Working data:
------------

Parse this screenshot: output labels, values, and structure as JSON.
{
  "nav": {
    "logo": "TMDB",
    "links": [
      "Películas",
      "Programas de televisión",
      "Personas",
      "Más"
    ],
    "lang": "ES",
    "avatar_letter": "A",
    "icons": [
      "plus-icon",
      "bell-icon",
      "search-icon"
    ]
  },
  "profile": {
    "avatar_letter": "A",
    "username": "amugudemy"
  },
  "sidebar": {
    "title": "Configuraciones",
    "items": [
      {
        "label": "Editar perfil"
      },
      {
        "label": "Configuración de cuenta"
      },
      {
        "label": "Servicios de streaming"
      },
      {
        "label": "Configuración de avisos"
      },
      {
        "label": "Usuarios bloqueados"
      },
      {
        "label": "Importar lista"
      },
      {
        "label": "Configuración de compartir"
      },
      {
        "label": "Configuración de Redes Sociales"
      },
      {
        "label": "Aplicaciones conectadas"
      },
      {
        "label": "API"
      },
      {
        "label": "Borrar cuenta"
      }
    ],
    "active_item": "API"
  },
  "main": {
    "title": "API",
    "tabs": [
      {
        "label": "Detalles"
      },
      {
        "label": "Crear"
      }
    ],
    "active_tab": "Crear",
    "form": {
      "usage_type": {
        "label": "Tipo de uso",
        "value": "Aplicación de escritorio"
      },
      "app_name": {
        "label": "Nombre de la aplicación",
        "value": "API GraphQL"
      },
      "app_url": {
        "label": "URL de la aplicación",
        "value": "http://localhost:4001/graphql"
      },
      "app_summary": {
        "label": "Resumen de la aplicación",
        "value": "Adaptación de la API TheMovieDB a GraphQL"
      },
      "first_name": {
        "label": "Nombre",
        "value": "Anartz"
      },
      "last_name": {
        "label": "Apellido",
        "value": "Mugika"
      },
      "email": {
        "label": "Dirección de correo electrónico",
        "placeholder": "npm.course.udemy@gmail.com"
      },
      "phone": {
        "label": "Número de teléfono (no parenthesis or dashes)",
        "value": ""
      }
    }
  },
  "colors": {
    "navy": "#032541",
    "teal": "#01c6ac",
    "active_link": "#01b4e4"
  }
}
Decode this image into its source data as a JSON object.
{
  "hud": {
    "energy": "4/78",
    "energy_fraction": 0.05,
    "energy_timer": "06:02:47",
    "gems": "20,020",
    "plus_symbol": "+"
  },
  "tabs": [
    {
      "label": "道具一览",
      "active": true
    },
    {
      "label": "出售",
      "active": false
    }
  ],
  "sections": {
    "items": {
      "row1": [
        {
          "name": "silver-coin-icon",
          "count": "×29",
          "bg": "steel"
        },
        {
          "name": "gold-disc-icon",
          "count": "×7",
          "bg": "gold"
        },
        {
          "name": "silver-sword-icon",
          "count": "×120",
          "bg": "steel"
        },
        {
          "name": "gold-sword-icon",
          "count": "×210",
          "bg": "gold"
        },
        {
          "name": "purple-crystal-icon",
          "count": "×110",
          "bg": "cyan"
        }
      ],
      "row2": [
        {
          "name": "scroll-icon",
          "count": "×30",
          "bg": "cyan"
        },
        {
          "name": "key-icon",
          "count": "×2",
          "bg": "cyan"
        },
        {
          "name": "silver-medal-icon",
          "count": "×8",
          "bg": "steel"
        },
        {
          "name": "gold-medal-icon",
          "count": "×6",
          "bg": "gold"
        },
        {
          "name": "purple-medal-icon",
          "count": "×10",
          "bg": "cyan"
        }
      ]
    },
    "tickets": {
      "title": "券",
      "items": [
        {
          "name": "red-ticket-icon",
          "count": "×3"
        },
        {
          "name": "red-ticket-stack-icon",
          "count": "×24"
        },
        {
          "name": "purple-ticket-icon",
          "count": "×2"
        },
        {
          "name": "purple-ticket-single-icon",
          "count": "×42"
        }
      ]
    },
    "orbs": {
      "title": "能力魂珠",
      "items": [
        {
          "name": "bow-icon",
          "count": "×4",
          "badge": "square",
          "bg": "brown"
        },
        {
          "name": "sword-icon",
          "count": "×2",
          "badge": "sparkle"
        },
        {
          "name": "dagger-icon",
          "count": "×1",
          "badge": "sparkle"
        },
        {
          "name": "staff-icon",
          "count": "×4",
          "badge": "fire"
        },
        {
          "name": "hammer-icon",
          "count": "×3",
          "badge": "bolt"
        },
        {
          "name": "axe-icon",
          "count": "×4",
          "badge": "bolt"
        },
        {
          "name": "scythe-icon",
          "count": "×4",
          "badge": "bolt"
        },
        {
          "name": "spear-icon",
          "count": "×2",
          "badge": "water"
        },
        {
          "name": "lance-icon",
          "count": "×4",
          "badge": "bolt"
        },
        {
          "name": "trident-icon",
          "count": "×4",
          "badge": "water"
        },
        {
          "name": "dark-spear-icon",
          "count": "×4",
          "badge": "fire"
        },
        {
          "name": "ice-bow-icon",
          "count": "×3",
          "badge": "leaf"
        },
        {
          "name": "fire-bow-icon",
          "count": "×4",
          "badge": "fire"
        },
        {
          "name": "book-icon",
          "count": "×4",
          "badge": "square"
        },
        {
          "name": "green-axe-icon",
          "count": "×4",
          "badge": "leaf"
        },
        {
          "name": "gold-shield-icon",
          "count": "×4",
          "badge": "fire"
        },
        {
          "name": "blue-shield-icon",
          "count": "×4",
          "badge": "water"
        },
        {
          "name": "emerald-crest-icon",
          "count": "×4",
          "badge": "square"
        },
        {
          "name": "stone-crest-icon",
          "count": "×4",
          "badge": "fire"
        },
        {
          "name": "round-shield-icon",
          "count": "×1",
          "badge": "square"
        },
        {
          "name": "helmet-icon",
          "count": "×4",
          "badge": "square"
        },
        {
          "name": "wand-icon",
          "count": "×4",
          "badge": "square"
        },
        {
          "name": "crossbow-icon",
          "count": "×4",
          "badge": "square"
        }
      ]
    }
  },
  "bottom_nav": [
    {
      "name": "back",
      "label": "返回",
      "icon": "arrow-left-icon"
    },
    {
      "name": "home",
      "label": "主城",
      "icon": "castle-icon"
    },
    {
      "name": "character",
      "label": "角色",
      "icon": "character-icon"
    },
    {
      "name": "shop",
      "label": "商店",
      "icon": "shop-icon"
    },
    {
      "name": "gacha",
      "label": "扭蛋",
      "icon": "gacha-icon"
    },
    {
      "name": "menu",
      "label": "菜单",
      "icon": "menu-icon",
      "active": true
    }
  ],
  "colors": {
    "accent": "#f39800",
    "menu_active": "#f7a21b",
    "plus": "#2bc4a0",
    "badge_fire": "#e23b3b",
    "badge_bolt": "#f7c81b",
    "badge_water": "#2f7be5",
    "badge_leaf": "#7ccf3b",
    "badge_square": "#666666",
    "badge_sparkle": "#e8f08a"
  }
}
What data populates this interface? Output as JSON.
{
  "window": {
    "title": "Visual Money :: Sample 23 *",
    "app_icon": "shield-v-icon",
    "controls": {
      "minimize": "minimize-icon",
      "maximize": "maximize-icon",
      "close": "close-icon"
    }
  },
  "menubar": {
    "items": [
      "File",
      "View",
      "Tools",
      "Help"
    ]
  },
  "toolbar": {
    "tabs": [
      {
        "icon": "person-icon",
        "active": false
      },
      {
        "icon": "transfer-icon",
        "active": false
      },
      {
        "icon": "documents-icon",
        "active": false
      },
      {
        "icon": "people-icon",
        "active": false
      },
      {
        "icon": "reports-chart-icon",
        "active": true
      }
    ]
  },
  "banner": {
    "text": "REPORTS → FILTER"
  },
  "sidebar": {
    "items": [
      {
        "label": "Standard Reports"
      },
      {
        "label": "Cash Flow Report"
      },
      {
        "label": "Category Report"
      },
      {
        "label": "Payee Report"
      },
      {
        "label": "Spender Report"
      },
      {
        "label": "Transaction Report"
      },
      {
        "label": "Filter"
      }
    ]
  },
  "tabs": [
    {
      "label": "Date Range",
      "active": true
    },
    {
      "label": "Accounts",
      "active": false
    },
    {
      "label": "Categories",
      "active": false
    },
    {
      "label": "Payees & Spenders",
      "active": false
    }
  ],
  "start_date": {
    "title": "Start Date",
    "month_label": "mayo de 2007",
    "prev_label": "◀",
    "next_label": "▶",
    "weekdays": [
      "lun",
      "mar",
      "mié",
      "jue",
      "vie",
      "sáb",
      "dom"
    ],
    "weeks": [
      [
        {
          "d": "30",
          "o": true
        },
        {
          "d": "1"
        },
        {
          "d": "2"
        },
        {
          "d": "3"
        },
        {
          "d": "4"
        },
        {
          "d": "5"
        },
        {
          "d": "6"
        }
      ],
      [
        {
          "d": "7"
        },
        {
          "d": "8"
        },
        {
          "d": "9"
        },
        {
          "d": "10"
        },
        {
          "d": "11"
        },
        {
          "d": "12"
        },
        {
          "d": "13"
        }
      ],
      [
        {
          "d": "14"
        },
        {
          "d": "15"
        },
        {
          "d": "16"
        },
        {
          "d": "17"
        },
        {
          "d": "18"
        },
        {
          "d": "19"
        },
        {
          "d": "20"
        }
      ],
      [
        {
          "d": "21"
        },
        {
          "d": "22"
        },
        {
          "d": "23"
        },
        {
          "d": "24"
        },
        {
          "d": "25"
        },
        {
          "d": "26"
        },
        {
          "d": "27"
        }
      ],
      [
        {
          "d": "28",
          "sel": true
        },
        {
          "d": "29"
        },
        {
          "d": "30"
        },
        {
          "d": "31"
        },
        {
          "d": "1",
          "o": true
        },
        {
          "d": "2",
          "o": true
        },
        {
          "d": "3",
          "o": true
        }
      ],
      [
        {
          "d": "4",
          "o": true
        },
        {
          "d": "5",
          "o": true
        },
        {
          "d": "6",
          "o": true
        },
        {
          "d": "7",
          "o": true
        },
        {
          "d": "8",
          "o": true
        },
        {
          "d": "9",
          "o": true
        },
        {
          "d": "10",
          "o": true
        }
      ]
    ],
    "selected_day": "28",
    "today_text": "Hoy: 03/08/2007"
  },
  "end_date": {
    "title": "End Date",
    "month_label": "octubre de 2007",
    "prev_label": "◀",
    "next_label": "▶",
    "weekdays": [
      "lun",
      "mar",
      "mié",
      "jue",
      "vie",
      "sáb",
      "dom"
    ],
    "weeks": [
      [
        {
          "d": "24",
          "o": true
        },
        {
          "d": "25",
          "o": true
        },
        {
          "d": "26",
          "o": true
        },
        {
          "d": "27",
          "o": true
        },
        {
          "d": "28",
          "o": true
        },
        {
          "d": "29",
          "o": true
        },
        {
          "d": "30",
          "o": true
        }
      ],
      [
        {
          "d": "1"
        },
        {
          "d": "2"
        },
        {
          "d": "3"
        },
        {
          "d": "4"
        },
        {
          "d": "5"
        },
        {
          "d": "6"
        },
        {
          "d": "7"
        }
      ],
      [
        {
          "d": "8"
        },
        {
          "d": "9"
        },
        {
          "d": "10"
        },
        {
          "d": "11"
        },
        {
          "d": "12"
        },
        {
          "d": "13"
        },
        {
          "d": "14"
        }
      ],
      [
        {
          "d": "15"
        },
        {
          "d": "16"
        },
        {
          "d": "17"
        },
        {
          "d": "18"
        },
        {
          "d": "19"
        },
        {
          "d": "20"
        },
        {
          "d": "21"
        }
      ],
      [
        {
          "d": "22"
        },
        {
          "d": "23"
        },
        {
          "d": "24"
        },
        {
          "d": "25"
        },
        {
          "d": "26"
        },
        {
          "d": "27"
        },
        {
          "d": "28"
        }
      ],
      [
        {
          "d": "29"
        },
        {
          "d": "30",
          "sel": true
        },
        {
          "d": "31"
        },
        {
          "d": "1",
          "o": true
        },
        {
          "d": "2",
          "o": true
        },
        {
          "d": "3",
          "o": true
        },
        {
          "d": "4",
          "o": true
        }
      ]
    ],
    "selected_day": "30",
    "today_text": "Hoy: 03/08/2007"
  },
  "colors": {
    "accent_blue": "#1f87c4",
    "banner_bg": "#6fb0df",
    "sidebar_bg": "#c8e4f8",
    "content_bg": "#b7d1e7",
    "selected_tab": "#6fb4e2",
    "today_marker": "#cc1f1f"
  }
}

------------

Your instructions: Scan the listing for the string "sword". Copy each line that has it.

Answer box:
          "name": "silver-sword-icon",
          "name": "gold-sword-icon",
          "name": "sword-icon",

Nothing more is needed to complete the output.